10. Muzaffarnagar, India 

  • Muzaffarnagar Population Density: 24,430 people per kilometer
  • Population growth over 20 years:
    2003 – 364,000
    2013 – 544,000
    2023 – 791,000

Last but not least, the 10th most dense city in the world is Muzaffarnagar – “The Sugar Bowl of India.” People have been drawn to the city through the production of sugar and jaggery (unrefined natural sweetener). Its proximity to New Delhi and Saharanpur, and being a center for road and rail travel, has aided in the success and growth of the city. 

The World’s Densest Cities

As is evident from the highlights of these cities, being one of the top 10 most densely populated cities doesn’t come without its challenges.

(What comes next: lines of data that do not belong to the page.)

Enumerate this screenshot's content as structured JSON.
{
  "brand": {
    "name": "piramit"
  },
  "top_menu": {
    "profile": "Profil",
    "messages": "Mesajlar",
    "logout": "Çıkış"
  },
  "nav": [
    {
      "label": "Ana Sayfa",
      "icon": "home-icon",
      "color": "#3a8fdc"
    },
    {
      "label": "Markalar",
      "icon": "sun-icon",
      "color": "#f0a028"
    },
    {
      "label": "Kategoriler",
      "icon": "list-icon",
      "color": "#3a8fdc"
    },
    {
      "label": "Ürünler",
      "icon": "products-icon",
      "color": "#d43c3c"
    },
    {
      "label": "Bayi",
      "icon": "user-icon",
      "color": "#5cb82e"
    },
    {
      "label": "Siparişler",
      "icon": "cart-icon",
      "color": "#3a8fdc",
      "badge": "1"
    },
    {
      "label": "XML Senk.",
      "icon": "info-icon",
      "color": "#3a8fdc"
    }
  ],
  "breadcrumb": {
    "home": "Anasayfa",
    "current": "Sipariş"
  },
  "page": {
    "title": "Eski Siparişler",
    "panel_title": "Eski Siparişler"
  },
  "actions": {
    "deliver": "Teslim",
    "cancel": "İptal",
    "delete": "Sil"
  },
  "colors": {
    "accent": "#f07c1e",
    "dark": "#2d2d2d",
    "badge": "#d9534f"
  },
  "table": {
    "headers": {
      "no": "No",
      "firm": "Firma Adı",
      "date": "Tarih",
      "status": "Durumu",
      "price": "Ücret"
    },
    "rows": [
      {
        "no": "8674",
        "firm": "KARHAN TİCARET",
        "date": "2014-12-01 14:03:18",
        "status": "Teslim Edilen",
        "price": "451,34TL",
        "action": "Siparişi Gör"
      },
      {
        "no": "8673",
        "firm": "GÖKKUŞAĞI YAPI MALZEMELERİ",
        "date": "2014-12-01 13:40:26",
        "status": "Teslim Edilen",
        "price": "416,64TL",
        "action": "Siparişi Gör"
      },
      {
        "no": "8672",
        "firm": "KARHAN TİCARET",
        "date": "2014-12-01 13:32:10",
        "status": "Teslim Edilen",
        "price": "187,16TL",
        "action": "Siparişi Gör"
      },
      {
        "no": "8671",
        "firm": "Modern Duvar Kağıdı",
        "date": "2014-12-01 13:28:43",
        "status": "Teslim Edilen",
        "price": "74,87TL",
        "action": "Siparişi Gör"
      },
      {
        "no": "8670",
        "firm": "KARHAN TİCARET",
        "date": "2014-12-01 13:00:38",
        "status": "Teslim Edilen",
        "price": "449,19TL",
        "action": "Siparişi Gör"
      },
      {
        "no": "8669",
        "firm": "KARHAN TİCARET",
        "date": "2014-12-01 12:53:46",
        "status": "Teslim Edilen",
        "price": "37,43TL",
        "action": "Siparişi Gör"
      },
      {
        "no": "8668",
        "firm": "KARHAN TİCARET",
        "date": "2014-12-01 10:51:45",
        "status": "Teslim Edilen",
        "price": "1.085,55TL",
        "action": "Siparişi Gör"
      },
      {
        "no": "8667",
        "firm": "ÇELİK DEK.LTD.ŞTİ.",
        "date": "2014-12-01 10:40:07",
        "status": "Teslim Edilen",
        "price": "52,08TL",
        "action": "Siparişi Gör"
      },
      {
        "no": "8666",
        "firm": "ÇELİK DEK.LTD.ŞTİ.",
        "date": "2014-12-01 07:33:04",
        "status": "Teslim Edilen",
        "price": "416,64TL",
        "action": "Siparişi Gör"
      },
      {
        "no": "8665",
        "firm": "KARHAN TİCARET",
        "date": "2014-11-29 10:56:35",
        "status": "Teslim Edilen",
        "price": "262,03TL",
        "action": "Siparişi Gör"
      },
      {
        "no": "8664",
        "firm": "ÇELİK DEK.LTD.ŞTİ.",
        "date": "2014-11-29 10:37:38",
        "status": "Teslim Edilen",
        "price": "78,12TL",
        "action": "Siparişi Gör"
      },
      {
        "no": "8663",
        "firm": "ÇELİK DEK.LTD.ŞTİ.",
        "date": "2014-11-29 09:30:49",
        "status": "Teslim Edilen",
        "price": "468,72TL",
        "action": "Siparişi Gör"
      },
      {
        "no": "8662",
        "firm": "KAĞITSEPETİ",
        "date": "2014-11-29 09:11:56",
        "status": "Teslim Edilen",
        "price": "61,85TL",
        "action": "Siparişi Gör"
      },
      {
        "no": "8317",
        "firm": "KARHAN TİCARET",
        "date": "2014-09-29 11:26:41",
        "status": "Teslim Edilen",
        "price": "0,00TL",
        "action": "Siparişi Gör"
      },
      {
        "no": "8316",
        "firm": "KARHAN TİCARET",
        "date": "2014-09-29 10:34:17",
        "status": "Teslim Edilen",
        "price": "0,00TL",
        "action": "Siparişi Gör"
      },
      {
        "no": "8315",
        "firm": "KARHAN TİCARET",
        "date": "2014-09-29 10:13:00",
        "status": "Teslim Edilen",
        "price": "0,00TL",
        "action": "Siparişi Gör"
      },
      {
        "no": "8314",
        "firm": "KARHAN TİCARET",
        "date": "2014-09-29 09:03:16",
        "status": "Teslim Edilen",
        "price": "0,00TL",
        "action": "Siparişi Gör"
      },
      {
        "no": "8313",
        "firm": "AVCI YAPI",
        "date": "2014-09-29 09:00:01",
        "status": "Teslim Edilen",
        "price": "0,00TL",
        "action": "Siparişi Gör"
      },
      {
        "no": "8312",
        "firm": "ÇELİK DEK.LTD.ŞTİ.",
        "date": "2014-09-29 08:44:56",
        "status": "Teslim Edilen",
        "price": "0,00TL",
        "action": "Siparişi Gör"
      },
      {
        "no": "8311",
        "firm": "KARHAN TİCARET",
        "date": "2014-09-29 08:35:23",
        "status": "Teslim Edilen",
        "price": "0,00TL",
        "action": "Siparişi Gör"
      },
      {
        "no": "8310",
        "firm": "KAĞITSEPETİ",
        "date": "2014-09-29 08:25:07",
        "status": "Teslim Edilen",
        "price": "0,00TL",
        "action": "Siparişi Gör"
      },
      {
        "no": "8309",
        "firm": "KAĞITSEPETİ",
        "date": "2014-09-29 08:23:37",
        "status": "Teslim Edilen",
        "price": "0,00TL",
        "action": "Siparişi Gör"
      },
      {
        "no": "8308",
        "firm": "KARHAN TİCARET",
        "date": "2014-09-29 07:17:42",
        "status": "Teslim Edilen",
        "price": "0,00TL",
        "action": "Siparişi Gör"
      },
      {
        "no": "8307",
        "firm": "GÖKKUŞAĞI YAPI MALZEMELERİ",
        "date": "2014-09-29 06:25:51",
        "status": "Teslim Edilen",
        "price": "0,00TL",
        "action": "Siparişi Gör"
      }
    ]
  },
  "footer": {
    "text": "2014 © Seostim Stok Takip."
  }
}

They are tackling things like poverty, housing crises, health struggles, and fluctuations in industry success that impact the livelihood of residents.

Image credits: Market in Mogadishu (Eid preparation in Hamarwayne market by AMISOM Public Information is Public Domain); Buildings in Dhaka (Urbanization in Asia by United Nations Photo is licensed under CC BY-NC-ND 2.0); School crossing (School children cross a busy intersection in Kinshasa by Work Bank Photo Collection is licensed under CC BY-NC-ND 2.0)